Apologists claim that these artists, some of them anyway, would have done the same work, so what was the harm? This essay is too short to illuminate all of the ways a contrived space compromises artists just as in the Soviet Union there were orthodoxies that constrained creativity. I will trust the reader to see why it is a problem to determine on a societal scale what literature and art is rewarded or punished.
Those who determine the paradigm of our thinking determine the questions that can be asked and then they do not have to worry about the answers.
Fronts, "proprietaries" and "think tanks" mask how money is laundered to hide a concealed design. In the fifties, the Geschickter Foundation funded covert medical research that included the use of chemicals and drugs to influence brain function, memory and behavior. A wing of Georgetown University Hospital was built and staffed with three CIA researchers as a "hospital safe house" (half the cost came from public funds because CIA involvement was not known.) Similarly, foundations like the Farfield Foundation, a "wholly owned" CIA proprietary, used channels like the Ford Foundation and the Rockefeller Foundation to fund the cultural life of the United States and much of the rest of the world through books, broadcast media, newspapers and periodicals which like Encounter were not known agents of government propaganda. Current alliances among universities, corporations, and clandestine sources of funding continue to obscure the links between sources and research. Mass media outlets from internet sites to publishing houses continue to be conduits of covert action. But when this activity is focused on ourselves ... what is being protected? And how is the enemy defined?
We can't know what we don't know. But when we forget that we invented a culture of secrecy on this scale, then live in it as if it is "real," the sane will sound mad and the common-sense consensus believed by most will be in fact a tale told by an idiot but signifying, unfortunately, something.
As Nietzsche said, those who are seen dancing are thought to be insane by those who cannot hear the music.
The point I want to make is that my generation and the ones after it were unaware of the depth and extent of this designer society ... yet still, after all these years, those who note its current manifestations are ignored, discredited, or ridiculed.
It is not a "conspiracy theory" to say what is obviously so; it is putting a name to the betrayal of our nation and its ideals by creating a culture of secrecy and covert action that has become the norm, wanting only enemies to name from time to time to justify itself.
But there is another, greater betrayal - the quiet betrayal of the freedom intrinsic to our humanity through our passive acceptance of this state of affairs.
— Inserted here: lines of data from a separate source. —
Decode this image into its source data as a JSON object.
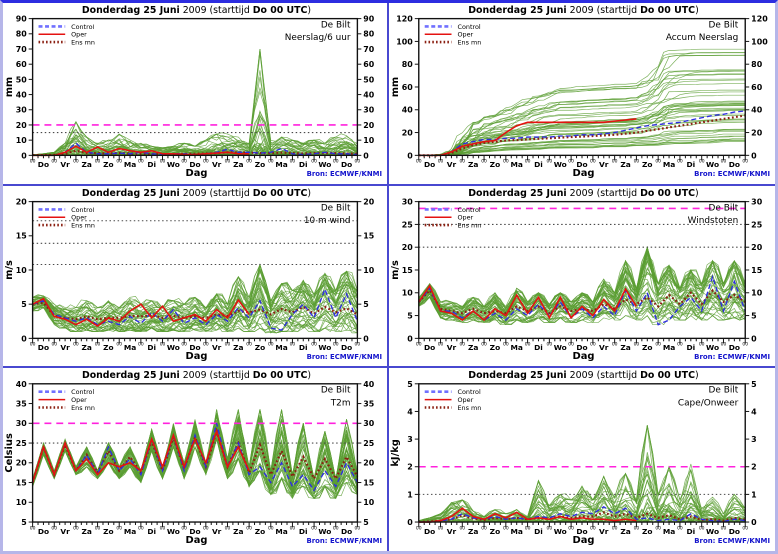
{
  "common": {
    "title_parts": [
      {
        "t": "Donderdag 25 Juni",
        "b": 1
      },
      {
        "t": "   2009  (starttijd  ",
        "b": 0
      },
      {
        "t": "Do 00 ",
        "b": 1
      },
      {
        "t": "UTC",
        "b": 1
      },
      {
        "t": ")",
        "b": 0
      }
    ],
    "location": "De Bilt",
    "legend": [
      {
        "label": "Control",
        "style": "control"
      },
      {
        "label": "Oper",
        "style": "oper"
      },
      {
        "label": "Ens mn",
        "style": "ensmean"
      }
    ],
    "xlabel": "Dag",
    "source": "Bron: ECMWF/KNMI",
    "hour_tick_label": "00",
    "days": [
      "Do",
      "Vr",
      "Za",
      "Zo",
      "Ma",
      "Di",
      "Wo",
      "Do",
      "Vr",
      "Za",
      "Zo",
      "Ma",
      "Di",
      "Wo",
      "Do"
    ],
    "forecast_hours": 360,
    "oper_end_hour": 240,
    "series_step_hours": 12,
    "member_step_hours": 6
  },
  "colors": {
    "ensemble": "#5a9e32",
    "control": "#2e2ee0",
    "control_legend": "#7070ff",
    "oper": "#e41210",
    "ensmean": "#8b2012",
    "magenta_threshold": "#ff22dd",
    "dotted_threshold": "#4a4a4a",
    "axis": "#111111",
    "text": "#000000",
    "source_text": "#1414cc",
    "separator": "#4848d0",
    "border_outer": "#b6b6e9",
    "border_top": "#2d2de0",
    "background": "#ffffff"
  },
  "chart_data": [
    {
      "name": "neerslag-6uur",
      "type": "line",
      "variable": "Neerslag/6 uur",
      "ylabel": "mm",
      "ylim": [
        0,
        90
      ],
      "ystep": 10,
      "magenta_line": 20,
      "dotted_lines": [
        15
      ],
      "skew": 2.4,
      "members": 45,
      "seed": 11,
      "accum": false,
      "control": [
        0,
        0,
        0,
        2,
        8,
        2,
        1,
        1,
        1.5,
        1,
        2,
        1,
        0.5,
        1,
        1,
        0.5,
        1,
        2,
        4,
        2,
        2,
        1.5,
        2,
        4.5,
        1,
        0.5,
        1,
        2,
        1,
        1,
        0.5
      ],
      "oper": [
        0,
        0,
        0,
        2,
        6,
        2,
        5.5,
        2,
        4.5,
        3,
        2,
        3,
        1,
        1,
        0.5,
        0.5,
        1,
        1.5,
        2,
        1,
        1
      ],
      "ensmean": [
        0.2,
        0.2,
        0.3,
        1,
        3,
        1.5,
        1.5,
        1.2,
        1.5,
        1.2,
        1,
        1,
        0.8,
        0.8,
        1,
        1,
        1.2,
        1.5,
        2,
        2,
        1.8,
        1.5,
        1.5,
        1.8,
        1.5,
        1.2,
        1.5,
        1.5,
        1.5,
        1.2,
        1
      ],
      "env_min": null,
      "env_max": [
        0.5,
        1,
        2,
        8,
        22,
        12,
        8,
        10,
        14,
        10,
        8,
        6,
        5,
        6,
        8,
        6,
        10,
        14,
        14,
        12,
        8,
        70,
        10,
        12,
        10,
        8,
        10,
        8,
        12,
        14,
        8
      ]
    },
    {
      "name": "accum-neerslag",
      "type": "line",
      "variable": "Accum Neerslag",
      "ylabel": "mm",
      "ylim": [
        0,
        120
      ],
      "ystep": 20,
      "magenta_line": null,
      "dotted_lines": [],
      "skew": 1,
      "members": 45,
      "seed": 22,
      "accum": true,
      "control": [
        0,
        0,
        0,
        3,
        10,
        12,
        14,
        14,
        15,
        15,
        16,
        16,
        16,
        17,
        17,
        18,
        18,
        19,
        20,
        22,
        24,
        26,
        27,
        28,
        29,
        31,
        33,
        35,
        36,
        38,
        39
      ],
      "oper": [
        0,
        0,
        0,
        3,
        8,
        10,
        12,
        13,
        20,
        26,
        29,
        29,
        29,
        29,
        29,
        29,
        29,
        29,
        30,
        31,
        32
      ],
      "ensmean": [
        0,
        0,
        0,
        2,
        6,
        9,
        11,
        12,
        13,
        13.5,
        14,
        14.5,
        15,
        15.5,
        16,
        16.5,
        17,
        17.5,
        18,
        19,
        20,
        21.5,
        23,
        24.5,
        26,
        27.5,
        29,
        30.5,
        32,
        33.5,
        35
      ],
      "env_min": [
        0,
        0,
        0,
        0,
        1,
        2,
        3,
        3,
        4,
        4,
        4,
        4,
        5,
        5,
        5,
        5,
        5,
        6,
        6,
        6,
        7,
        7,
        7,
        8,
        8,
        8,
        9,
        9,
        10,
        10,
        10
      ],
      "env_max": [
        0,
        0,
        1,
        6,
        20,
        30,
        35,
        38,
        42,
        46,
        50,
        55,
        58,
        60,
        60,
        61,
        62,
        62,
        63,
        63,
        64,
        70,
        80,
        93,
        94,
        94,
        94,
        94,
        94,
        94,
        94
      ]
    },
    {
      "name": "10m-wind",
      "type": "line",
      "variable": "10 m wind",
      "ylabel": "m/s",
      "ylim": [
        0,
        20
      ],
      "ystep": 5,
      "magenta_line": null,
      "dotted_lines": [
        10.8,
        13.9,
        17.2
      ],
      "skew": 1,
      "members": 45,
      "seed": 33,
      "accum": false,
      "control": [
        5,
        5.5,
        3.5,
        3,
        2.5,
        3,
        2,
        2.5,
        2,
        3.2,
        2.2,
        3.8,
        2.5,
        4.2,
        2.2,
        3,
        2,
        3.5,
        2.5,
        4.5,
        3,
        5.5,
        1.5,
        1.2,
        3.5,
        5,
        3,
        7.2,
        3,
        6.5,
        2.5
      ],
      "oper": [
        5,
        5.8,
        3.2,
        2.8,
        2,
        2.8,
        1.8,
        3,
        2.5,
        4,
        5,
        3,
        4.7,
        2.5,
        3,
        3.5,
        2.5,
        4.2,
        3,
        5.6,
        3.5
      ],
      "ensmean": [
        5,
        5.2,
        3.3,
        3,
        2.8,
        3.2,
        2.8,
        3,
        3,
        3.3,
        3.2,
        3.4,
        3,
        3.3,
        3,
        3.2,
        3,
        3.5,
        3.3,
        4,
        3.8,
        4.2,
        3.5,
        4.3,
        3.8,
        4.6,
        3.6,
        4.6,
        3.8,
        4.4,
        3.5
      ],
      "env_min": [
        4,
        4.5,
        2,
        1.5,
        1,
        1.2,
        1,
        1.2,
        1,
        1.2,
        1,
        1.5,
        1,
        1.2,
        1,
        1.2,
        1,
        1.2,
        1,
        1.5,
        1,
        1.5,
        0.8,
        1,
        1,
        1.5,
        1,
        1.5,
        1,
        1.2,
        0.8
      ],
      "env_max": [
        6,
        6.2,
        5,
        4.5,
        4.5,
        5.5,
        4.5,
        5.5,
        4.5,
        6,
        5,
        5.5,
        4.5,
        5.5,
        5,
        6,
        4.5,
        6.5,
        5,
        9,
        6,
        10.8,
        5.5,
        8,
        7,
        8.5,
        6.5,
        9.5,
        7,
        9.8,
        7
      ]
    },
    {
      "name": "windstoten",
      "type": "line",
      "variable": "Windstoten",
      "ylabel": "m/s",
      "ylim": [
        0,
        30
      ],
      "ystep": 5,
      "magenta_line": 28.5,
      "dotted_lines": [
        20,
        25
      ],
      "skew": 1,
      "members": 45,
      "seed": 44,
      "accum": false,
      "control": [
        8,
        11,
        6,
        6,
        4.5,
        6,
        4,
        5.5,
        4,
        6.5,
        5,
        7.5,
        5,
        8,
        4.5,
        6.5,
        4.5,
        7,
        5,
        10.5,
        6,
        10,
        3,
        4,
        7,
        9,
        6,
        13.5,
        6,
        12.5,
        6
      ],
      "oper": [
        8,
        11.5,
        6,
        5.5,
        4,
        6,
        4,
        6.5,
        5,
        9.5,
        5.5,
        9,
        4.5,
        9,
        4.5,
        7,
        5,
        8.5,
        6,
        10.8,
        7
      ],
      "ensmean": [
        8,
        10.5,
        6.5,
        6,
        5.5,
        6.5,
        5.5,
        6,
        5.5,
        7,
        6,
        7,
        5.5,
        7,
        6,
        6.5,
        6,
        7.5,
        6.5,
        8.5,
        7.5,
        9,
        7,
        9.5,
        7.5,
        10,
        7.5,
        10.5,
        8,
        9.5,
        8
      ],
      "env_min": [
        7,
        9,
        4.5,
        4,
        3.5,
        4,
        3.5,
        4,
        3,
        4,
        3.5,
        4.5,
        3.5,
        4.5,
        3.5,
        4,
        3.5,
        4.5,
        4,
        5,
        4,
        5,
        3,
        4,
        4,
        5,
        4,
        5,
        4,
        4.5,
        4
      ],
      "env_max": [
        9,
        12,
        8,
        8,
        7,
        9,
        7,
        10,
        7,
        11,
        8,
        10,
        7.5,
        10,
        8,
        10,
        8,
        13,
        10,
        17,
        11,
        20,
        12,
        16,
        11,
        15,
        12,
        17,
        12,
        17,
        12
      ]
    },
    {
      "name": "t2m",
      "type": "line",
      "variable": "T2m",
      "ylabel": "Celsius",
      "ylim": [
        5,
        40
      ],
      "ystep": 5,
      "magenta_line": 30,
      "dotted_lines": [
        25
      ],
      "skew": 1,
      "members": 45,
      "seed": 55,
      "accum": false,
      "control": [
        15,
        24,
        17,
        25,
        18,
        22,
        17,
        24,
        18,
        21,
        17,
        26,
        18,
        27,
        18,
        27,
        19,
        30,
        19,
        25,
        17,
        19,
        15,
        20,
        14,
        17,
        13,
        18,
        14,
        20,
        15
      ],
      "oper": [
        15,
        24,
        17,
        25,
        18,
        21,
        17,
        20,
        19,
        20,
        18,
        26,
        19,
        27,
        19,
        26,
        20,
        28,
        19,
        24,
        18
      ],
      "ensmean": [
        15,
        24,
        17,
        24.5,
        18,
        22,
        17.5,
        23,
        18,
        21.5,
        17.5,
        25.5,
        18,
        26.5,
        18.5,
        26.5,
        19,
        28,
        19,
        25,
        17.5,
        24.5,
        17,
        23,
        16.5,
        21.5,
        16,
        21,
        16,
        21.5,
        16.5
      ],
      "env_min": [
        14,
        22,
        16,
        23,
        17,
        19,
        16,
        20,
        16,
        19,
        15,
        23,
        16,
        24,
        16,
        24,
        17,
        26,
        16,
        21,
        14,
        18,
        12,
        16,
        11,
        14,
        11,
        14,
        11,
        15,
        12
      ],
      "env_max": [
        16,
        25,
        18,
        26,
        19,
        24,
        18,
        25,
        19,
        24,
        18,
        28.5,
        19,
        30,
        20,
        31,
        20,
        33.5,
        21,
        33.5,
        19,
        33.5,
        18,
        33.5,
        17,
        30,
        16,
        28,
        16,
        31,
        17
      ]
    },
    {
      "name": "cape-onweer",
      "type": "line",
      "variable": "Cape/Onweer",
      "ylabel": "kJ/kg",
      "ylim": [
        0,
        5
      ],
      "ystep": 1,
      "magenta_line": 2,
      "dotted_lines": [
        1
      ],
      "skew": 2.6,
      "members": 45,
      "seed": 66,
      "accum": false,
      "control": [
        0,
        0,
        0.05,
        0.1,
        0.3,
        0.15,
        0.1,
        0.2,
        0.1,
        0.15,
        0.1,
        0.2,
        0.15,
        0.3,
        0.2,
        0.35,
        0.3,
        0.55,
        0.3,
        0.5,
        0.1,
        0.15,
        0.05,
        0.1,
        0.05,
        0.3,
        0.1,
        0.05,
        0.02,
        0.1,
        0.05
      ],
      "oper": [
        0,
        0,
        0.05,
        0.2,
        0.5,
        0.2,
        0.1,
        0.3,
        0.15,
        0.35,
        0.1,
        0.15,
        0.1,
        0.2,
        0.1,
        0.15,
        0.1,
        0.1,
        0.05,
        0.1,
        0.05
      ],
      "ensmean": [
        0,
        0.02,
        0.05,
        0.1,
        0.25,
        0.12,
        0.08,
        0.15,
        0.1,
        0.15,
        0.1,
        0.15,
        0.12,
        0.2,
        0.15,
        0.2,
        0.2,
        0.35,
        0.2,
        0.3,
        0.15,
        0.3,
        0.15,
        0.25,
        0.1,
        0.2,
        0.08,
        0.1,
        0.05,
        0.15,
        0.08
      ],
      "env_min": null,
      "env_max": [
        0.05,
        0.15,
        0.3,
        0.7,
        0.8,
        0.4,
        0.2,
        0.45,
        0.3,
        0.45,
        0.2,
        1.5,
        0.6,
        1.0,
        0.8,
        1.3,
        0.8,
        1.65,
        0.9,
        1.75,
        0.8,
        3.5,
        1.0,
        2.0,
        0.8,
        2.1,
        0.5,
        0.9,
        0.3,
        1.0,
        0.5
      ]
    }
  ]
}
When we didn’t know, inactivity was excusable. But once we know, we betray ourselves by refusing to demand transparency and accountability in our affairs.
If the walls of secrecy collapsed, we like East Berliners who were suddenly free to wander into the west, would also move as in a dream, wondering with amazement at bright windows brimming with facts and truths. We would be uncertain at first how we had lived for so long without knowing what was real. But then, I am afraid ... then, like concentration camp inmates who came out after liberation, walked in circles for a while, then went back in ... we would return to the comfort and security of the only world we know.
Richard Thieme (email@example.com) is an author and speaker focused on the deeper implications of technology, religion, and science. He also writes fiction and his short story, Gibby the Sit-down King, was recently nominated for a Pushcart Prize.